- TO DO -
How many lines of the data contain the string "Pohon"? Write the number and nothing more.

Data records for software interfaces
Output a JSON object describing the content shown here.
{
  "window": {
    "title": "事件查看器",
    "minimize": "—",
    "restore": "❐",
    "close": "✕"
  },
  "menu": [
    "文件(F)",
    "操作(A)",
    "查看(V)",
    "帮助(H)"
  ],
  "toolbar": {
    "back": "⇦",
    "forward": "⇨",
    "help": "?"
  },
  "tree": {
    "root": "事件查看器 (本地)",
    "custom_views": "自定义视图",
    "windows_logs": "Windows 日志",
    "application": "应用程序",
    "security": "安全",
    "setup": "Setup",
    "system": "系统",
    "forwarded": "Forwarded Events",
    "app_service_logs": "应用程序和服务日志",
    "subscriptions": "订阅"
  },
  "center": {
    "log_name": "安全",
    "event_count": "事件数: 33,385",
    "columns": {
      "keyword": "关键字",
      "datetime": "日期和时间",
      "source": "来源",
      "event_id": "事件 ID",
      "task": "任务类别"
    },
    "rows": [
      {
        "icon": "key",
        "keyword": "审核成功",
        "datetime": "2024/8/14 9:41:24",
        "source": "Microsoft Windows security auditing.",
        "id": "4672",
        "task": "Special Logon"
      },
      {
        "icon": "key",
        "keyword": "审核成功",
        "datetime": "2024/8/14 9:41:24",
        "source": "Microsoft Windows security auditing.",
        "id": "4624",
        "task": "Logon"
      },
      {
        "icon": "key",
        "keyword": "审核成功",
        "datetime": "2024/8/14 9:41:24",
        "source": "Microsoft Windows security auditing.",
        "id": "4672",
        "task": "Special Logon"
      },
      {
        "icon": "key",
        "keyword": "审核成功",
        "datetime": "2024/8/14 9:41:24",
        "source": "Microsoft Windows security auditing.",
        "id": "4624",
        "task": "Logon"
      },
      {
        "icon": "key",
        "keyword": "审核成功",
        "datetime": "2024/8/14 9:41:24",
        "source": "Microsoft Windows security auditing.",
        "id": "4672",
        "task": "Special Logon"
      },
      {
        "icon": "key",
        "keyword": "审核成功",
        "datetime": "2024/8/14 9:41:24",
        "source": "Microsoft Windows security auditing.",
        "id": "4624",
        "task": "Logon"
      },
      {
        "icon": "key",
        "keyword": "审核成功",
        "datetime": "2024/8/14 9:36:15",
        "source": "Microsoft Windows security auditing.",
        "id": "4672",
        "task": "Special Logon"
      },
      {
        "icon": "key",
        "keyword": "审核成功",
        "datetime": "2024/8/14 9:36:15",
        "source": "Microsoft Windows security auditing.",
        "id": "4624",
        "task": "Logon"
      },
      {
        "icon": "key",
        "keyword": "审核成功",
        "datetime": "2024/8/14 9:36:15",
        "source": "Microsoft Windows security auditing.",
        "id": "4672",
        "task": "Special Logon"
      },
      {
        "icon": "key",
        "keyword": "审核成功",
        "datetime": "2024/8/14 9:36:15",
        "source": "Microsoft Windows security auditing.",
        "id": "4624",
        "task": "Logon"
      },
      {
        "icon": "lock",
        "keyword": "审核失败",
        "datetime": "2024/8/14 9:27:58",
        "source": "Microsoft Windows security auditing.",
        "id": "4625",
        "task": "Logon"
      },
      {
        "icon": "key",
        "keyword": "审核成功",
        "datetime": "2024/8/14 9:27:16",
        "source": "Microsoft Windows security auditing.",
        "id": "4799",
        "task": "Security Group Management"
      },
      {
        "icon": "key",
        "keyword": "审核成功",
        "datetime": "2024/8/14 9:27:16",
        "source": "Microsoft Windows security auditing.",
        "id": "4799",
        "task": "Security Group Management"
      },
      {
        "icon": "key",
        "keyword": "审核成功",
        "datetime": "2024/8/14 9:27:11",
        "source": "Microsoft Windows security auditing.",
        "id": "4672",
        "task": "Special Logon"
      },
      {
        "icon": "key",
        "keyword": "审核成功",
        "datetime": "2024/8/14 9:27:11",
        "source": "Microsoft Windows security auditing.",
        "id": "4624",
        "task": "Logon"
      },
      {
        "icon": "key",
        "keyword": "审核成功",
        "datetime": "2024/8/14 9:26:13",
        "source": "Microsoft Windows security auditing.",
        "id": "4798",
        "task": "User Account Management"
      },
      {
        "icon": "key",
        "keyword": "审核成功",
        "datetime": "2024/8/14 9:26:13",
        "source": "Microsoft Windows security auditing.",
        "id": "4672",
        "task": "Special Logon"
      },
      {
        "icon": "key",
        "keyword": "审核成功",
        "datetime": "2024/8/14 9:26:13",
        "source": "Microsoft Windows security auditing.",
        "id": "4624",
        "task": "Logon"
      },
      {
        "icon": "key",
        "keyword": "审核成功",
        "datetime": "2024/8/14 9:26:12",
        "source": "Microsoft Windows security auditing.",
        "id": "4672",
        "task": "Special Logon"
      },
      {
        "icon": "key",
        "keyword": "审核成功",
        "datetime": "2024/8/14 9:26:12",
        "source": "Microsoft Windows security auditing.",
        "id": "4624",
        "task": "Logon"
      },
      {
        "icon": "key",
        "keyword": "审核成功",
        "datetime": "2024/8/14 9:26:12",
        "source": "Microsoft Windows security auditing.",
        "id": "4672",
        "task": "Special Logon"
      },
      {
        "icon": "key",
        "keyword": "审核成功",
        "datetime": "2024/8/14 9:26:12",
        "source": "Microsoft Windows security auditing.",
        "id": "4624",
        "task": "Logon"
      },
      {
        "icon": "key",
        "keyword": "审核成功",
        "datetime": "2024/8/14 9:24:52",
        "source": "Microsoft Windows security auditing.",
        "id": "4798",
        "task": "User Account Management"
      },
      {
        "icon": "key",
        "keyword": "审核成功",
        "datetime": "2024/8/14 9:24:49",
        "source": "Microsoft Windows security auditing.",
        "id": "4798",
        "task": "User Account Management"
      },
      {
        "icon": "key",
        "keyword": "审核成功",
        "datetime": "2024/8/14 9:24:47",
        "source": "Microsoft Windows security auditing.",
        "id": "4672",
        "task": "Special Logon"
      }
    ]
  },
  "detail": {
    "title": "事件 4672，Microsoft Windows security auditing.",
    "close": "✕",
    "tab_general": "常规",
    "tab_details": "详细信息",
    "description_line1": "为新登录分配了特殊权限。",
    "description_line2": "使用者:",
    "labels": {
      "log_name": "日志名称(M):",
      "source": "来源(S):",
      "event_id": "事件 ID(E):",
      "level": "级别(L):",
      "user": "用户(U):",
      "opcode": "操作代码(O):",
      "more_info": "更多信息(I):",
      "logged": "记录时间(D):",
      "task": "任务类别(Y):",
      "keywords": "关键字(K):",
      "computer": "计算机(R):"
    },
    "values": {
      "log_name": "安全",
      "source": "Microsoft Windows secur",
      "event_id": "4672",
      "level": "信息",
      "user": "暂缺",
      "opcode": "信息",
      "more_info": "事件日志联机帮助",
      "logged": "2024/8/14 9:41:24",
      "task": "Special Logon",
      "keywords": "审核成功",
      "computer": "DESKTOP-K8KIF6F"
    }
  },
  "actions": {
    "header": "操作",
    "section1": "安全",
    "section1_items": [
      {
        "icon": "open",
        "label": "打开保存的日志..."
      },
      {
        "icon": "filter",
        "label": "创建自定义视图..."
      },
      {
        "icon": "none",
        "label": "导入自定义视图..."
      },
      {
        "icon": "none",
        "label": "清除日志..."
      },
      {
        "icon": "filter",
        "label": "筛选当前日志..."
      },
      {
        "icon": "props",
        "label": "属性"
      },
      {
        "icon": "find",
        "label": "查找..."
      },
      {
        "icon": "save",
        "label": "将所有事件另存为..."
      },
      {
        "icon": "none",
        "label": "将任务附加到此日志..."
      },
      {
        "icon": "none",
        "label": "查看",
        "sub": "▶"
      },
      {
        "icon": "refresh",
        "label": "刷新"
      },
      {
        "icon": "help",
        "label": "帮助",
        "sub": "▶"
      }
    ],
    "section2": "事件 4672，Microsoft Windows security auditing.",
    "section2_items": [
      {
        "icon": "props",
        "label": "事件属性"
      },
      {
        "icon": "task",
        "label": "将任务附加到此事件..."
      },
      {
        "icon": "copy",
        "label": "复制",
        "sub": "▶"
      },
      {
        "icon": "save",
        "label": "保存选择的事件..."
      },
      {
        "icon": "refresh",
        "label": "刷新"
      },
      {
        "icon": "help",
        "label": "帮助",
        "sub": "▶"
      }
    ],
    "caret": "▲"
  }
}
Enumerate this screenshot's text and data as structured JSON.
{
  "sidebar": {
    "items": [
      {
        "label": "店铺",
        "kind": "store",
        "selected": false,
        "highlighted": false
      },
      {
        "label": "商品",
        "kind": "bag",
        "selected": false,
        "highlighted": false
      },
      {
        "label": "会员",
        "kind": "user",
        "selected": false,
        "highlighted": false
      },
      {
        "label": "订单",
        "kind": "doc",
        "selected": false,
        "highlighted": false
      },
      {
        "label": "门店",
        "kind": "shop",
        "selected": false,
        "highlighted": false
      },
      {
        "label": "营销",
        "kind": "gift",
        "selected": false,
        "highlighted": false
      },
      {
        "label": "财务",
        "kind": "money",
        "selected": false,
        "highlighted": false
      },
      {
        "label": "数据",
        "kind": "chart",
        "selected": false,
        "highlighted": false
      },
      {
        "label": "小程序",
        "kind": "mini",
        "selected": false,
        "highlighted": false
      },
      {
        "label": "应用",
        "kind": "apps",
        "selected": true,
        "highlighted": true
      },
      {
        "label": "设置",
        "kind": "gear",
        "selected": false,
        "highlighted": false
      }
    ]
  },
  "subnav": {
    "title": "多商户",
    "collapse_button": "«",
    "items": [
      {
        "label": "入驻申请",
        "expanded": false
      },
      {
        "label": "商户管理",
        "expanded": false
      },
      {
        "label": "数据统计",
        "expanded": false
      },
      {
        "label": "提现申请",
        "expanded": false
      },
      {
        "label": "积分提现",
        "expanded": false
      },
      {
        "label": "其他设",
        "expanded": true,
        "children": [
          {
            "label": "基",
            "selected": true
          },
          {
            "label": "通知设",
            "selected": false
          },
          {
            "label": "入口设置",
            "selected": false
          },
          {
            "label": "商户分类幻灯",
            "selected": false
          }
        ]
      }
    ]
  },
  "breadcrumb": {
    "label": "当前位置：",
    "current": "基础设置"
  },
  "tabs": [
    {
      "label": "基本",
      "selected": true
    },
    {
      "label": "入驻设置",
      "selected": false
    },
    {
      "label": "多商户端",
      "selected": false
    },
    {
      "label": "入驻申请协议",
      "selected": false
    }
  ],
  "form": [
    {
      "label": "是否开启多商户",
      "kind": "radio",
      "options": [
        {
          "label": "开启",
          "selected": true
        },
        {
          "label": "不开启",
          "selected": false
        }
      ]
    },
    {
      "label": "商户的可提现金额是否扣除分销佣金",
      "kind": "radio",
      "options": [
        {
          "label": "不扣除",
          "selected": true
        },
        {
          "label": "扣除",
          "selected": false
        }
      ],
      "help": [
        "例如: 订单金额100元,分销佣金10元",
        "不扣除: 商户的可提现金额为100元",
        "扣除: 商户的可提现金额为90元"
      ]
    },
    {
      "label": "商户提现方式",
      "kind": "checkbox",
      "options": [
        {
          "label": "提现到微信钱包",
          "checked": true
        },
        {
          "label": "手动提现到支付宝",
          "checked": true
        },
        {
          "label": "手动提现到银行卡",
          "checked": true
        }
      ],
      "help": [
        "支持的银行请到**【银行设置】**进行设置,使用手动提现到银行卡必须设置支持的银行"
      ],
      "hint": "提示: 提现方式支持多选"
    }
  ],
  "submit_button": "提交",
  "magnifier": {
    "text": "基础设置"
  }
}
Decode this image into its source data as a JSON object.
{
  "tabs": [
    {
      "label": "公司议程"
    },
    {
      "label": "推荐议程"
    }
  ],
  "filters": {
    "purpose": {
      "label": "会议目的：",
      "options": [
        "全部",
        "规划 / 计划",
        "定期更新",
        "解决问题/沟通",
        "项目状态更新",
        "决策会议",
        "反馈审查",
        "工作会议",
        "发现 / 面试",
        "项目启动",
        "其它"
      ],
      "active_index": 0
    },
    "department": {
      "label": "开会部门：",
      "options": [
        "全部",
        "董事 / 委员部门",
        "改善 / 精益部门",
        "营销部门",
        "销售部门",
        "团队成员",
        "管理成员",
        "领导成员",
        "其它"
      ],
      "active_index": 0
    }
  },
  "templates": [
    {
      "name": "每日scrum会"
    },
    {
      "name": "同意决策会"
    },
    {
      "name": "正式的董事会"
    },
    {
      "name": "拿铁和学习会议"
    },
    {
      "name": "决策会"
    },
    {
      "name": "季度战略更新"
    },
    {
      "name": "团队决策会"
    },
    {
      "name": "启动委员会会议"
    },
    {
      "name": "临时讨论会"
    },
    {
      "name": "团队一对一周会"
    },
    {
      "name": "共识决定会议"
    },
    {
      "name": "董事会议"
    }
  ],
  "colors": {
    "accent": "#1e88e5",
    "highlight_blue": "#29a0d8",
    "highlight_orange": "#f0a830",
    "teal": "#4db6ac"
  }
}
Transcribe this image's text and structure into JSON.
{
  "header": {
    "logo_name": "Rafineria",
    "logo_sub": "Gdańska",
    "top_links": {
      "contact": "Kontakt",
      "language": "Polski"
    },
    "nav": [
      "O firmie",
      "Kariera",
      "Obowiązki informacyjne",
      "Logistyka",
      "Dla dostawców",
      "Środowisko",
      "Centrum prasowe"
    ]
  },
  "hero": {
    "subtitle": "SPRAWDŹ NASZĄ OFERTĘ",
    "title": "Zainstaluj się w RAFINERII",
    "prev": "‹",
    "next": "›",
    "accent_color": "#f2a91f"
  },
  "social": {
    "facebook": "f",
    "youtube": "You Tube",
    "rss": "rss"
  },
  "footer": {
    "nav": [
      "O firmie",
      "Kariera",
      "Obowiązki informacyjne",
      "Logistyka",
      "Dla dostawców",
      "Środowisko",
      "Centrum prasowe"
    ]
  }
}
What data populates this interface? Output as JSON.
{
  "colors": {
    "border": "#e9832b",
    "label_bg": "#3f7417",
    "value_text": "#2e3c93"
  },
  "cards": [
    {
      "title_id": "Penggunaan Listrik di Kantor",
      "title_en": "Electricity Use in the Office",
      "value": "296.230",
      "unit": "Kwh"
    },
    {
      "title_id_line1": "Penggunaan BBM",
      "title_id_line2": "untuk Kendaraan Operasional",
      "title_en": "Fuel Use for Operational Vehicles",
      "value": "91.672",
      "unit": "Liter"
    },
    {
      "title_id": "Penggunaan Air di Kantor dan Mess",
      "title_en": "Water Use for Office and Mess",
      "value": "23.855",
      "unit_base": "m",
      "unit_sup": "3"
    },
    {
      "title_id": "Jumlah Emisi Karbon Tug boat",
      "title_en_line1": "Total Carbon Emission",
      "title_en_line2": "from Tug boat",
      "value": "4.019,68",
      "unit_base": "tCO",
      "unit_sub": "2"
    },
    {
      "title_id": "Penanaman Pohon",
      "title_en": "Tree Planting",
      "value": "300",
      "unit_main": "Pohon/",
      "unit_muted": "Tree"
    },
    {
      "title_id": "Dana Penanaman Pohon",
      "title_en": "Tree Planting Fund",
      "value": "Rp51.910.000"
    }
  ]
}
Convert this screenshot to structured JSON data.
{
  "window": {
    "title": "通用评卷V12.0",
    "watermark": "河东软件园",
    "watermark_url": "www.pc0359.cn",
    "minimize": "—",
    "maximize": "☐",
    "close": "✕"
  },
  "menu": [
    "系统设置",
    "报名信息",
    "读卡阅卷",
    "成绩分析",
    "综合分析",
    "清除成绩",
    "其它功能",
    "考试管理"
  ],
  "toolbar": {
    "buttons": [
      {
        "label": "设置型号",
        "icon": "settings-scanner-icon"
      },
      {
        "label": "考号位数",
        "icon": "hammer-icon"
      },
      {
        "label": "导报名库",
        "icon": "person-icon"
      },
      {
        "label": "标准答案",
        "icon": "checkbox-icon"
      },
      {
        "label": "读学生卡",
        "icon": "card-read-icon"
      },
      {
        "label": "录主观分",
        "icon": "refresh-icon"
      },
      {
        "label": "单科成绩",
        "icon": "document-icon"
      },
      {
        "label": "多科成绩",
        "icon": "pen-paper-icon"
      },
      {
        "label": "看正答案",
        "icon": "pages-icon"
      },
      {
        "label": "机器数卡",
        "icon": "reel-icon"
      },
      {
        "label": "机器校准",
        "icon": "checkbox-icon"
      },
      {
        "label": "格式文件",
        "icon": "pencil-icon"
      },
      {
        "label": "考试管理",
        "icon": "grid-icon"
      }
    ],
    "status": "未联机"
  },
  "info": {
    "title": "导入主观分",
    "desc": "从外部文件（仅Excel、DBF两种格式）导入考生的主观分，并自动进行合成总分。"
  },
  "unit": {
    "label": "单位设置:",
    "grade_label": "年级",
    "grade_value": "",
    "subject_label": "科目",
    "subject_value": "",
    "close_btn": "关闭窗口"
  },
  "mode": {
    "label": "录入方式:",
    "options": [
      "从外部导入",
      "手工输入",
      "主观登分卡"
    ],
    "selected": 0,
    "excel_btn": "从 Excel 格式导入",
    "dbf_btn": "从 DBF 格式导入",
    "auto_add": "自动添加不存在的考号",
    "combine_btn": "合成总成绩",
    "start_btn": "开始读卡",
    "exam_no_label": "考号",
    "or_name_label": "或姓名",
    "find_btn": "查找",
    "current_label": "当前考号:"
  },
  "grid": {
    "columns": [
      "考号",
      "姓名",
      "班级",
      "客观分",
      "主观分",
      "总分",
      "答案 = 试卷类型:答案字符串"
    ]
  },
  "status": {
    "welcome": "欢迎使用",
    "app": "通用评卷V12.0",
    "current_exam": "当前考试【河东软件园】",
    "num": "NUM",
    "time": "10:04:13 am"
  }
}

- RESPONSE -
3